The process of having a book published has been nothing like I thought it would be, at all. Every author says that and I didn’t believe them. It’s been a rollercoaster, in the most incredible, amazing and challenging ways. One minute you’re fantasising about what it will be like to see a book with your name on the front cover. The next you’re running along a frosty street at 6:30am to get to the sorting office when it opens, because a copy of your book has arrived, but as you work full time, you weren’t home when it got there. Later that day, you’re sitting in a cafe on your lunch break, reading it, and people walk past the window, burrowing themselves deeper in their coats against the cold, back to their offices, life keeps going.


Eventually you remember to look up and sip your coffee, and it hits you that this isn’t just a book you’ve borrowed from the library. You wrote it.

Books aren’t books to you any more. You know what the author went through to write it. It is all-consuming, intense, exhilarating, powerful, exciting, frustrating, even heartbreaking. You know about deadlines, about getting up at 6am to write before work, writing in the evenings, writing for nine to ten hour stretches at the weekends, your social life dropping dead. You know about days when you forget to eat, you’re so caught up. You know about drafting and redrafting. You know about cutting 50,000 words. You know about the frustration of feeling golden sentences forming in your brain and your typing fingers not able to catch them before they slip away. You know about fighting that nagging voice in your head that tells you you’re a fraud, you’re going to be a laughing stock, that you’ll never be good enough. You know about the sick dread you feel when you realise it’s over, it's gone to print, and you’ve just thought of something else you wish you’d had time to change. 

But then you realise your book is a bit like you. Flawed, but still lovable. Still able to find a place in the world. And lucky - so very bloody lucky - to have so many people who believe in it. 

And that’s why I can’t wait to do it again. I’m already writing the next one.

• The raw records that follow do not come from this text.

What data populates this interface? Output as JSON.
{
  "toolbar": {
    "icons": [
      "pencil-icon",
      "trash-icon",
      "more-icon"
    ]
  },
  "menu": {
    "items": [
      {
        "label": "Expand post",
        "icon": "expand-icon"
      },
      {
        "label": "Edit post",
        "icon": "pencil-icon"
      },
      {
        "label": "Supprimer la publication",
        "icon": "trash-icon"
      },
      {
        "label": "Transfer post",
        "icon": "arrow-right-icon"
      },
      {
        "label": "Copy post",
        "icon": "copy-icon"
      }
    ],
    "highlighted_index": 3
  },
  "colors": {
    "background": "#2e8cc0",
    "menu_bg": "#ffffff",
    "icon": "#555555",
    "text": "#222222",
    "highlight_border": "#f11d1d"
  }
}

So, that’s my wish for 2016. To keep writing. To learn, to grow, to push myself. But to keep going, above all.

What’s yours, my friend?

Much love, Phil xx